━━━ Source material ━━━

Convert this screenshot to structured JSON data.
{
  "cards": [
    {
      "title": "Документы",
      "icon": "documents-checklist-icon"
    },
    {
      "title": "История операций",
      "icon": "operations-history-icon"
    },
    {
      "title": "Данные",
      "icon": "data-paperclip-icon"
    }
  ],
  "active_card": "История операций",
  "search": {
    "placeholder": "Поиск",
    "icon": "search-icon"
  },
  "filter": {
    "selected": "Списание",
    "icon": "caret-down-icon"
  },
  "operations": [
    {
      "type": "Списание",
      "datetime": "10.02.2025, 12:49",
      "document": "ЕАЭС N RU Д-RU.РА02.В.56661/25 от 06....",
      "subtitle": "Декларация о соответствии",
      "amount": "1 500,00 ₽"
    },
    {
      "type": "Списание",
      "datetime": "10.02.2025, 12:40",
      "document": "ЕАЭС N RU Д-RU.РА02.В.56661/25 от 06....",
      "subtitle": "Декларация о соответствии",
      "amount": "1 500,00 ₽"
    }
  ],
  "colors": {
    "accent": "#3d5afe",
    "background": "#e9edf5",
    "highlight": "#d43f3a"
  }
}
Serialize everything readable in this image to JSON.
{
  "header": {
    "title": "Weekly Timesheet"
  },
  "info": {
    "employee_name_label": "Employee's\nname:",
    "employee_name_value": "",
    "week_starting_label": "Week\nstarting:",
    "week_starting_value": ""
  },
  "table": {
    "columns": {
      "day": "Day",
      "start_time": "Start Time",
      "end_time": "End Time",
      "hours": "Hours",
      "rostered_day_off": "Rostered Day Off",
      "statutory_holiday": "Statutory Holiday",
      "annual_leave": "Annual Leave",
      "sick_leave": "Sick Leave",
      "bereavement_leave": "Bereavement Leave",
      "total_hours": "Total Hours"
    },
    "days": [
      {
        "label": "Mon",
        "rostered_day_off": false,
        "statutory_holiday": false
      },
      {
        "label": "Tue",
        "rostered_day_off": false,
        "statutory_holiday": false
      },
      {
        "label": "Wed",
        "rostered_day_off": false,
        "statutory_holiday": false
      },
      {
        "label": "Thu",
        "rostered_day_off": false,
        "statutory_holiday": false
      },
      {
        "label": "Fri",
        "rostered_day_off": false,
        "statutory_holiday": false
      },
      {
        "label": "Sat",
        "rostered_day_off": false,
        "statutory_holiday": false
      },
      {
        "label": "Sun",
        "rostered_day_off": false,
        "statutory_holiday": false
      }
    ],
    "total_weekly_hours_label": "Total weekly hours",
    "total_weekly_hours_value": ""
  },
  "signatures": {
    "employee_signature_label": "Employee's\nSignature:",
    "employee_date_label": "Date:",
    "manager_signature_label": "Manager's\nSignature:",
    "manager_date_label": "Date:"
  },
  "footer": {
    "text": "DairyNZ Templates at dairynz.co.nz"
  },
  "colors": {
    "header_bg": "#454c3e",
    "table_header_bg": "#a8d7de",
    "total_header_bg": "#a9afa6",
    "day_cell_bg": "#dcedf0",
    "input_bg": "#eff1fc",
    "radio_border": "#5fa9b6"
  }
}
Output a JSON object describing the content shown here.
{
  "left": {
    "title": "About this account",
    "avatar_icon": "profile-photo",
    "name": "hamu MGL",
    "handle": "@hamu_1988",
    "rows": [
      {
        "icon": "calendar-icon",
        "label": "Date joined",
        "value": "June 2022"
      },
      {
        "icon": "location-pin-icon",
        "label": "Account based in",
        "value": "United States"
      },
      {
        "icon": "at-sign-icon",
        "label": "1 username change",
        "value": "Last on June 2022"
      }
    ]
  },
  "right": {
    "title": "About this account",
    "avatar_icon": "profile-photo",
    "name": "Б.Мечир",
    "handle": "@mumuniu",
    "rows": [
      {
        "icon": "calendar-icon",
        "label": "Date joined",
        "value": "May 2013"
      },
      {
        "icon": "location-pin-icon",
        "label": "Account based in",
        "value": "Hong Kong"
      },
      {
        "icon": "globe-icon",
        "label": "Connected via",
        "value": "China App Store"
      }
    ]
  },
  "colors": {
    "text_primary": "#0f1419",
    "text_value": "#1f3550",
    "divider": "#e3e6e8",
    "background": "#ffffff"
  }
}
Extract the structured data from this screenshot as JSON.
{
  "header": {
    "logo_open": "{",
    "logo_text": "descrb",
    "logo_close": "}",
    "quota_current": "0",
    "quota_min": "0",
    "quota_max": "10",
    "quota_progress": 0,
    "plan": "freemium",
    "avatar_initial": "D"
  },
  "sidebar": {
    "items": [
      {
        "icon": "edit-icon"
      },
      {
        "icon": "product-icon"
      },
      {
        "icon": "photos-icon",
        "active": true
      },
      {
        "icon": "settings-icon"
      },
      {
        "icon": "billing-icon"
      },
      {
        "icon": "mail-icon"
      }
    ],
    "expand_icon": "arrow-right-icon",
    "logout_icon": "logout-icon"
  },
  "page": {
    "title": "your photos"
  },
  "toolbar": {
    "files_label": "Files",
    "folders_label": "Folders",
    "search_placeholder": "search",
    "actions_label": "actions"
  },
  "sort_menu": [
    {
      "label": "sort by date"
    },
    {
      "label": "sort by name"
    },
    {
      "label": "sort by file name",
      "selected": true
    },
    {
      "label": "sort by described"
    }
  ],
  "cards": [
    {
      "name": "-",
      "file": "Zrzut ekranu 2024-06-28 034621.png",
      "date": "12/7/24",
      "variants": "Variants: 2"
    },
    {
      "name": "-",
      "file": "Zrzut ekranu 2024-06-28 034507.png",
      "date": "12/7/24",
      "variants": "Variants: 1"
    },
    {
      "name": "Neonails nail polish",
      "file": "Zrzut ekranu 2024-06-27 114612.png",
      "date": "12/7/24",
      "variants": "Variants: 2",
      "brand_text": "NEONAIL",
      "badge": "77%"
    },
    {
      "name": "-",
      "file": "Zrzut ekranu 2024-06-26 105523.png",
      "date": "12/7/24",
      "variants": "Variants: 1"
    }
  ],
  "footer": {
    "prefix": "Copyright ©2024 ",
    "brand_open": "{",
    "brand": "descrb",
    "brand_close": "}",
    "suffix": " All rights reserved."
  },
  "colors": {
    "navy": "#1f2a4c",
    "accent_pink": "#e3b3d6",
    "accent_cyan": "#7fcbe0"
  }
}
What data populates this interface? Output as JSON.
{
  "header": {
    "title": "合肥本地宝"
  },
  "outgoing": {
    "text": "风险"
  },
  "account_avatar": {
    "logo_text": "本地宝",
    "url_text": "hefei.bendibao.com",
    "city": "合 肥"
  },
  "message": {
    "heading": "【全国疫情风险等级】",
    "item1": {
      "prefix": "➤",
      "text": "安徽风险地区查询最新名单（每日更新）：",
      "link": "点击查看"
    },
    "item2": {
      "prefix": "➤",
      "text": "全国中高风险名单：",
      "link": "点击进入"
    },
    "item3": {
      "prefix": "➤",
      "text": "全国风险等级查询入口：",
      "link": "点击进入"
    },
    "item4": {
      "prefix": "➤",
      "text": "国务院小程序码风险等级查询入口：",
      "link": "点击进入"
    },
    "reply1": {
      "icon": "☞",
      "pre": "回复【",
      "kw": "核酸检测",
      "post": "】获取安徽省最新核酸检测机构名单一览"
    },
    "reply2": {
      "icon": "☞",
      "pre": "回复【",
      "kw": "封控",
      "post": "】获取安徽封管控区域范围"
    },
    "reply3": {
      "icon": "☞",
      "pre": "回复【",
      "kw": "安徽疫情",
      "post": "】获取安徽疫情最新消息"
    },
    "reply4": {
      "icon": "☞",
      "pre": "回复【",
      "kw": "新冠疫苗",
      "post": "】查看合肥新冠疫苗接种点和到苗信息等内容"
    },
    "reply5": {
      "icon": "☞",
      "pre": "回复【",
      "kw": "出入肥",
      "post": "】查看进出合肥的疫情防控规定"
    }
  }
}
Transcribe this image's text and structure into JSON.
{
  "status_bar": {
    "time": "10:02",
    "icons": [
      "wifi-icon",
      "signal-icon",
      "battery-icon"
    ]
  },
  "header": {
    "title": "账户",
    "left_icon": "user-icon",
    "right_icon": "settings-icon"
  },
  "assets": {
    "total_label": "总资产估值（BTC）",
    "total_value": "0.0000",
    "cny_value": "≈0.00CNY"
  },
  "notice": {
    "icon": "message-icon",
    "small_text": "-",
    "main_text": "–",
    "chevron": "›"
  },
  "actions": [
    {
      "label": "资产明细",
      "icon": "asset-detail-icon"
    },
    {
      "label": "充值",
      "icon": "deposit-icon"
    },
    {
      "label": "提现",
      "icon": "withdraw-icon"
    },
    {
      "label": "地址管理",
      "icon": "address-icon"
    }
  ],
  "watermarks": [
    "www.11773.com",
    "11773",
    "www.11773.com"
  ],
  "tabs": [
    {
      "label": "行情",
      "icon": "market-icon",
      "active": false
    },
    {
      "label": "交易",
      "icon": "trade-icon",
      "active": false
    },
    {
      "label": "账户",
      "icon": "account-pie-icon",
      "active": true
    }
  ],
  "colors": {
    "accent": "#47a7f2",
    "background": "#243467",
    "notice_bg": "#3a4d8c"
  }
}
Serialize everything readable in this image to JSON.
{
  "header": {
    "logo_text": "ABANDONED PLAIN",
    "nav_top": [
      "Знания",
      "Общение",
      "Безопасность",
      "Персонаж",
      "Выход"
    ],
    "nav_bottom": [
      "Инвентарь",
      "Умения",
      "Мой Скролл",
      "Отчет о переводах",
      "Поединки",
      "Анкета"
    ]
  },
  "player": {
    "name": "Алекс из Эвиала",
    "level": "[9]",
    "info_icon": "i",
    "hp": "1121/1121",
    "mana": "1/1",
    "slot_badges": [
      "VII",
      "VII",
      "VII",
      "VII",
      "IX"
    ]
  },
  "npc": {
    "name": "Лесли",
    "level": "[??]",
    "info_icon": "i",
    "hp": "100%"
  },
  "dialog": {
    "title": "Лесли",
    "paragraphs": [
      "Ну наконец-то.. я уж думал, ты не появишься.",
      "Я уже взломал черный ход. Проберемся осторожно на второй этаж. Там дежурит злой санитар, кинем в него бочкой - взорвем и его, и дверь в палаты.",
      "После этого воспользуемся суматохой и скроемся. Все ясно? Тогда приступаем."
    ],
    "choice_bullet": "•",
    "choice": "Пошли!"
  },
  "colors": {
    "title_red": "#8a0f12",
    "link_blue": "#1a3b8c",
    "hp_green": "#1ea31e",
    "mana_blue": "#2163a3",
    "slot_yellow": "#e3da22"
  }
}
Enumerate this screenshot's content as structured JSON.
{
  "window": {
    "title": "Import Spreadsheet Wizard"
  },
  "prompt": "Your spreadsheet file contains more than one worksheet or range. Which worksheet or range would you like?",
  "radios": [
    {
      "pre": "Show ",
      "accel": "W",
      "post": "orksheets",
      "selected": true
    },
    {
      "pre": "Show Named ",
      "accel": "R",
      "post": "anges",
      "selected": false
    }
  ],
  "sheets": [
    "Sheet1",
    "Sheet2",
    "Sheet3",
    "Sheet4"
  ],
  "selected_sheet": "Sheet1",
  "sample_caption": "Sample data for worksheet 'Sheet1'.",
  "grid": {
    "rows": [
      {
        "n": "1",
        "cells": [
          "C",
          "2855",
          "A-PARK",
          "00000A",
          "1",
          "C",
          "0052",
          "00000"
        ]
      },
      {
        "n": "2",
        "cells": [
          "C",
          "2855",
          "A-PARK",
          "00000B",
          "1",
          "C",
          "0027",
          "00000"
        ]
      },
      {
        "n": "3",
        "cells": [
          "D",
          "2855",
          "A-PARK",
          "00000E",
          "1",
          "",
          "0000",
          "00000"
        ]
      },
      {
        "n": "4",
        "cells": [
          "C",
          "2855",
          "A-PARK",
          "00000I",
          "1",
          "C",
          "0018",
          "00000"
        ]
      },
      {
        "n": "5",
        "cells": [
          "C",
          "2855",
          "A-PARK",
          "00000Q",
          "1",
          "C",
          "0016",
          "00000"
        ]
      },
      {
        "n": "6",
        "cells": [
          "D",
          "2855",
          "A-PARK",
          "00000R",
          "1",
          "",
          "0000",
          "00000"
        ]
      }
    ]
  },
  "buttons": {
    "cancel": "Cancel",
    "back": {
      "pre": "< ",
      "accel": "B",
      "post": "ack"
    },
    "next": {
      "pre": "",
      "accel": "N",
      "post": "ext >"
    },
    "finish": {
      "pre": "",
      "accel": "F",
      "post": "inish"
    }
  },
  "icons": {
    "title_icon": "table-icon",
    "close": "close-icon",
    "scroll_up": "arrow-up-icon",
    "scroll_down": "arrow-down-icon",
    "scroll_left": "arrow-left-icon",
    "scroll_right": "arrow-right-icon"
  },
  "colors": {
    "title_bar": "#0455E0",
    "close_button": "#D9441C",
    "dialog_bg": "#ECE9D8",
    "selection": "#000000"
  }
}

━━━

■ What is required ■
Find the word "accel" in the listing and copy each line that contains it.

■ Output of the exercise ■
      "accel": "W",
      "accel": "R",
      "accel": "B",
      "accel": "N",
      "accel": "F",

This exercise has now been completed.